Angkor Wat (Cambodia)
Meenakshi Amman Temple (India)
Sri Ranganathaswamy Temple (India)
Tanah Lot (Bali)
Nallur Kandaswamy Hindu Temple of Jaffna (Sri Lanka)
Brihadishwara Temple (India)
The Miracle Springs of Keerimalai (Sri Lanka)
b). Water is an important element, highly regarded within Balinese spirituality – can we think how water is significant in other religions? Is water used for purification? What can it symbolises? If possible, draw on religious scriptures. Write a 100/200 word comparison of Hinduism and one other religion and the use of water in religious ceremony/rituals.
c). Pick a Hindu god/goddess you would dedicate your cleansing ritual too. Research information about them and prepare a 5 minute presentation. Discuss why you choose that particular god, who they are, what rituals/ceremonies are they usually worshipped during?
d). Look up any terms in the above travel blog post which is unfamiliar and find the definitions. E.g. A pujari or archaka is a Hindu temple priest. The word comes from the Sanskrit/Hindi word “Puja” meaning worship. They are responsible for performing temple rituals.
e). Research more about Hindu Chakras. What are the seven chakras and what do they symbolise? Research and describe one type of chakra cleansing ritual performed in a Hindu culture.
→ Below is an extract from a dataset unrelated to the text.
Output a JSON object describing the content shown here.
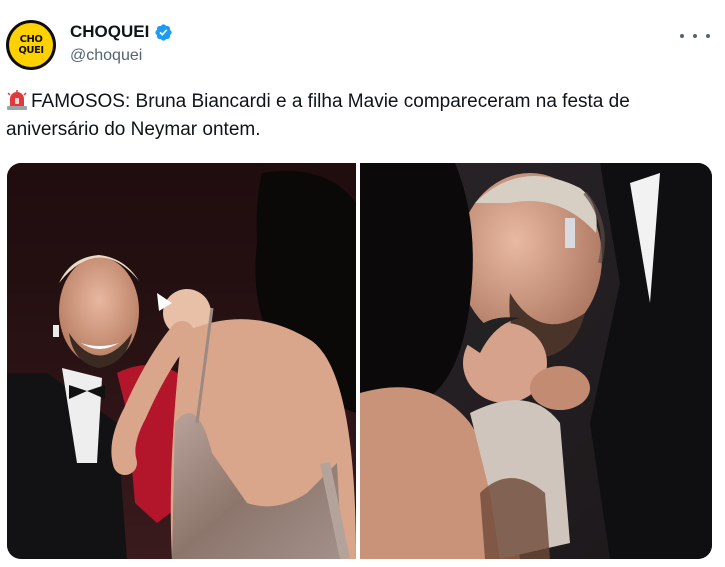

f). During the cleansing ritual, the traveller immerses themselves three times under the water of the fountain, washes three times and drinks three times. What is the significance of the number three in Hindu religion?